6th February 2023
The issue of parties’ pets is increasingly being raised in both Divorce proceedings and negotiations when cohabiting couples separate. It is widely accepted that people’s pets are extremely important to them and if purchased while a couple are together, but there is no formal document to confirm who the pet belongs to then this can cause issues when the parties separate. Matrimonial Solicitor Natasha Abel takes a look at the issue.
In law a pet is classed as a chattel. A chattel is a piece of personal property or a thing which belongs to you.
If there is a dispute with your spouse/partner upon separation as to who will keep the family pet we would recommend that you firstly attempt to negotiate directly with them but if this proves unsuccessful then please do come to us for further advice and guidance. We would suggest mediation as a next stap and only if this were unsuccessful would we suggest court proceedings. Court proceedings would be a last resort and are very rare in cases concerning pets only.
To avoid the above situation arising many people are now considering a Pet Nup when purchasing a pet with their spouse/partner. A Pet Nup is an agreement between the two of you which could specify where the pet lives, who pays for the insurance, who pays the vet bills, who pays for the upkeep, who makes decisions regarding medical treatment and what will happen to the pet if the relationship breaks down. If such an agreement is drawn up and both parties have obtained legal advise prior to signing the agreement, then if the relationship did break down you would have something to refer back to which would therefore avoid the conflict and issues which can arise at the end of a relationship as to where the pet will go and who the pet will remain with.
Ways of resolving the issue could be that the non resident owner of the pet could still take a dog for a walk and/or could look after the pet whilst the other party was on holiday. The parties could even care for the pet for half of the week each so that they were each having an equal amount of time with the pet.
Anyone with a pet can enter into a Pet Nup be it a married couple, a cohabiting couple, Civil partners, family members or even friends. As to how legally binding pet nups are, this is similar to pre nups (pre nuptial agreements) and separation agreements in that technically, although the law does not recognise such agreements currently (although this is changing), the Courts are likely to uphold the terms of the pet nup if certain factors are in place.
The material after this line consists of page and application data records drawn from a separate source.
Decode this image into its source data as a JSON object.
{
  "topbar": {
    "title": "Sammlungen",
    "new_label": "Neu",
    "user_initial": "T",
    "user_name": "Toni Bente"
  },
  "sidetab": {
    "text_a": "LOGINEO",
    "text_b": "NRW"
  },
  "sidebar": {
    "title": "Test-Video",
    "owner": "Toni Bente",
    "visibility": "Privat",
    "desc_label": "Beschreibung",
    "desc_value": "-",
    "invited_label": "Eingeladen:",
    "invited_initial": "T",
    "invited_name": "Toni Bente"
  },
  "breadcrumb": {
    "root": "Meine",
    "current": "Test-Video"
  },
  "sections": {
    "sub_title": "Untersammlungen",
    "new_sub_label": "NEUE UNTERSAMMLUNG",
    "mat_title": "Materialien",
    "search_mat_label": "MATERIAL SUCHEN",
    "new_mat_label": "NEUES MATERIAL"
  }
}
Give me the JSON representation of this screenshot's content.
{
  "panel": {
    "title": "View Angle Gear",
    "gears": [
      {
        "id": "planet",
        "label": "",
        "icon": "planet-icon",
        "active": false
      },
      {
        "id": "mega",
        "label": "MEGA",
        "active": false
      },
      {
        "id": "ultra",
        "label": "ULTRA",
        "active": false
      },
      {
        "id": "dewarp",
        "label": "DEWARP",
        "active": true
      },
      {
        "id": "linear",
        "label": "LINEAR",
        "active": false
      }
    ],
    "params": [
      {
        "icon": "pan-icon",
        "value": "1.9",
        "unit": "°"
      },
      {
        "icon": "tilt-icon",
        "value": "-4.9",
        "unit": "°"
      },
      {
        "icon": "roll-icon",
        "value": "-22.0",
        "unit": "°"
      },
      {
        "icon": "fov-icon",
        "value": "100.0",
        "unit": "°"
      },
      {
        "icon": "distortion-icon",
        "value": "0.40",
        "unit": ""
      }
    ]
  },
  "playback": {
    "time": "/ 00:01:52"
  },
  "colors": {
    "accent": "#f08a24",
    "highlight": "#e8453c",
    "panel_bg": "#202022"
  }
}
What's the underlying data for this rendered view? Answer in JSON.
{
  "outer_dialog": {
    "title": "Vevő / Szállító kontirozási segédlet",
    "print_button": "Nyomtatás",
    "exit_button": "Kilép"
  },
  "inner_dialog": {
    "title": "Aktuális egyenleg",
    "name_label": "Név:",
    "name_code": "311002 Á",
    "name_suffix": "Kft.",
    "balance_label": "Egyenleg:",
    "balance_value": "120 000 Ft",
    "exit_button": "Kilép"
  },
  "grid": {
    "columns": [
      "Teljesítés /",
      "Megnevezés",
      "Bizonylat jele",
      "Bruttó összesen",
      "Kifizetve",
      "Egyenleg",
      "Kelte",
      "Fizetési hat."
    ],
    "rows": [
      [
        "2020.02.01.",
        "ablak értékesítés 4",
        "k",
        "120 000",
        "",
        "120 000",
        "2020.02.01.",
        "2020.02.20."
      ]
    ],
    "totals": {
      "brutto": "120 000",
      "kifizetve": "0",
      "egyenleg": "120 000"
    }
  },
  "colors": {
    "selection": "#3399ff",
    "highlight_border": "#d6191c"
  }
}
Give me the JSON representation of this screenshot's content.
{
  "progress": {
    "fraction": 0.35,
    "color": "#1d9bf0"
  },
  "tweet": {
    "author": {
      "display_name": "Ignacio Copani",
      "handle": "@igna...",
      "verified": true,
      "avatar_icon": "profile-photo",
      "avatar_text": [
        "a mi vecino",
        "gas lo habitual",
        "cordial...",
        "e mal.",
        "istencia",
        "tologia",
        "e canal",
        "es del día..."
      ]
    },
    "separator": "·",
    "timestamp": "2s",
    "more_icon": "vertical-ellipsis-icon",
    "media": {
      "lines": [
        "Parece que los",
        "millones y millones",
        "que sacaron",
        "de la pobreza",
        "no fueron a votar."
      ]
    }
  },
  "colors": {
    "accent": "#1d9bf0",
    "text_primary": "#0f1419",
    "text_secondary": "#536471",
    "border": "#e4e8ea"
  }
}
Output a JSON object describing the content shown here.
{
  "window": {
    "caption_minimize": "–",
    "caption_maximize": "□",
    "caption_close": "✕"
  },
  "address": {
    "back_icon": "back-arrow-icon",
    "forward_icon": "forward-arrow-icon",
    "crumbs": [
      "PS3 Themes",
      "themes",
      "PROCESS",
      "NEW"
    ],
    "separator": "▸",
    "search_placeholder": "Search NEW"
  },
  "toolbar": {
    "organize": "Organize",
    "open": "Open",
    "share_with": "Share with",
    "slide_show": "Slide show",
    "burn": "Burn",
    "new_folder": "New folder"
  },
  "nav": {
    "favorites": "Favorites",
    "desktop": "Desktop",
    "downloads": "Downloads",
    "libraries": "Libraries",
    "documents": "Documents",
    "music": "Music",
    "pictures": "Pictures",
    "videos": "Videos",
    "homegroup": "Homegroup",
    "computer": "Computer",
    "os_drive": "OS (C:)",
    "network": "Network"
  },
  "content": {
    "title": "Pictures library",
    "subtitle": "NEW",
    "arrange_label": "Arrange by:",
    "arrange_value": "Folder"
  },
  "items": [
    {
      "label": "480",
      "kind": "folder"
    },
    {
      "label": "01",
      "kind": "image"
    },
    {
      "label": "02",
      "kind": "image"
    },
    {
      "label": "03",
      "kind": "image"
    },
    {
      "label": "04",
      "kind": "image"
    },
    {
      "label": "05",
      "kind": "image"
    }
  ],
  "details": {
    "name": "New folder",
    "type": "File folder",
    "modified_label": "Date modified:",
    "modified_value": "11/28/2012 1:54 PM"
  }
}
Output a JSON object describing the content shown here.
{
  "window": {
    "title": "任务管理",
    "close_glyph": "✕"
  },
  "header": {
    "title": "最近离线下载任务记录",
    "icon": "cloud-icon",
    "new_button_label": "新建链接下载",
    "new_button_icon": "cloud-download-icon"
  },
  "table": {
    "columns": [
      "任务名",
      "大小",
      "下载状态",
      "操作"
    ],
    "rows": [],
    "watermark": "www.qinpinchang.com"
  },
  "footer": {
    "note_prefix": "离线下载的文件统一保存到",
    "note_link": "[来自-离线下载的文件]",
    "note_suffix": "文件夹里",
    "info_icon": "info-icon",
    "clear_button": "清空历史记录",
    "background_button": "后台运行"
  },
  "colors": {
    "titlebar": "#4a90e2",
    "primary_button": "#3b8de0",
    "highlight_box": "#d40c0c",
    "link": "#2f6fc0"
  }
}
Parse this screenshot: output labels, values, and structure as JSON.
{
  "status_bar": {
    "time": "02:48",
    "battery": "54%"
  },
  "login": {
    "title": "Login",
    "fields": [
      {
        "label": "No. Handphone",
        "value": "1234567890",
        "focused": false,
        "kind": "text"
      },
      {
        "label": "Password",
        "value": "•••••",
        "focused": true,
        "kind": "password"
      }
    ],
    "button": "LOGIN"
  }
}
Such factors being:
- Proof that the agreement has been entered into freely.
- Proof there has been no undue pressure applied or misrepresentation.
- Proof that the parties both obtained legal advice.
- Proof that the parties intend that the agreement is final in governing what will happen with the pet.
- Proof that both parties understand the implications of the Pet Nup
- Evidence within the document to confirm that the Pet Nup is fair and in the interests of the Pet.
The benefits of having a Pet Nup are that it would avoid confusions, disputes and unnecessary stress at an already stressful time of relationship breakdown. It would also avoid time and money being spent on an emotive subject.